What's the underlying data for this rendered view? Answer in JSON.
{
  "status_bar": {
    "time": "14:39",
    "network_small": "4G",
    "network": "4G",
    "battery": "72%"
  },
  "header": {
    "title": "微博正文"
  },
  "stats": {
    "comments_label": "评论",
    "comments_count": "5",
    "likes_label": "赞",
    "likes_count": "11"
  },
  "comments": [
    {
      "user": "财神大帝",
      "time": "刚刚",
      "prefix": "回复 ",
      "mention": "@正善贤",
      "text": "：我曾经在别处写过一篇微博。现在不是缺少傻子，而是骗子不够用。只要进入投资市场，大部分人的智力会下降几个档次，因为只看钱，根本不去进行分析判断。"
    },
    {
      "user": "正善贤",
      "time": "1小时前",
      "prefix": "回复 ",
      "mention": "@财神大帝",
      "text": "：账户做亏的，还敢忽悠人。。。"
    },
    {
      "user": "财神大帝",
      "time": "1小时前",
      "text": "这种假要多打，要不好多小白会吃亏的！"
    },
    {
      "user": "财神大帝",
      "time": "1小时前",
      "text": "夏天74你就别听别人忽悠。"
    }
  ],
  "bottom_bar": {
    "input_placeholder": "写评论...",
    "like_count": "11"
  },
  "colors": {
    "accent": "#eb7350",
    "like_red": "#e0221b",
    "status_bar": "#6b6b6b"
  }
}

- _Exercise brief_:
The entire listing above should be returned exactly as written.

- _Solution for this task_:
What's the underlying data for this rendered view? Answer in JSON.
{
  "status_bar": {
    "time": "14:39",
    "network_small": "4G",
    "network": "4G",
    "battery": "72%"
  },
  "header": {
    "title": "微博正文"
  },
  "stats": {
    "comments_label": "评论",
    "comments_count": "5",
    "likes_label": "赞",
    "likes_count": "11"
  },
  "comments": [
    {
      "user": "财神大帝",
      "time": "刚刚",
      "prefix": "回复 ",
      "mention": "@正善贤",
      "text": "：我曾经在别处写过一篇微博。现在不是缺少傻子，而是骗子不够用。只要进入投资市场，大部分人的智力会下降几个档次，因为只看钱，根本不去进行分析判断。"
    },
    {
      "user": "正善贤",
      "time": "1小时前",
      "prefix": "回复 ",
      "mention": "@财神大帝",
      "text": "：账户做亏的，还敢忽悠人。。。"
    },
    {
      "user": "财神大帝",
      "time": "1小时前",
      "text": "这种假要多打，要不好多小白会吃亏的！"
    },
    {
      "user": "财神大帝",
      "time": "1小时前",
      "text": "夏天74你就别听别人忽悠。"
    }
  ],
  "bottom_bar": {
    "input_placeholder": "写评论...",
    "like_count": "11"
  },
  "colors": {
    "accent": "#eb7350",
    "like_red": "#e0221b",
    "status_bar": "#6b6b6b"
  }
}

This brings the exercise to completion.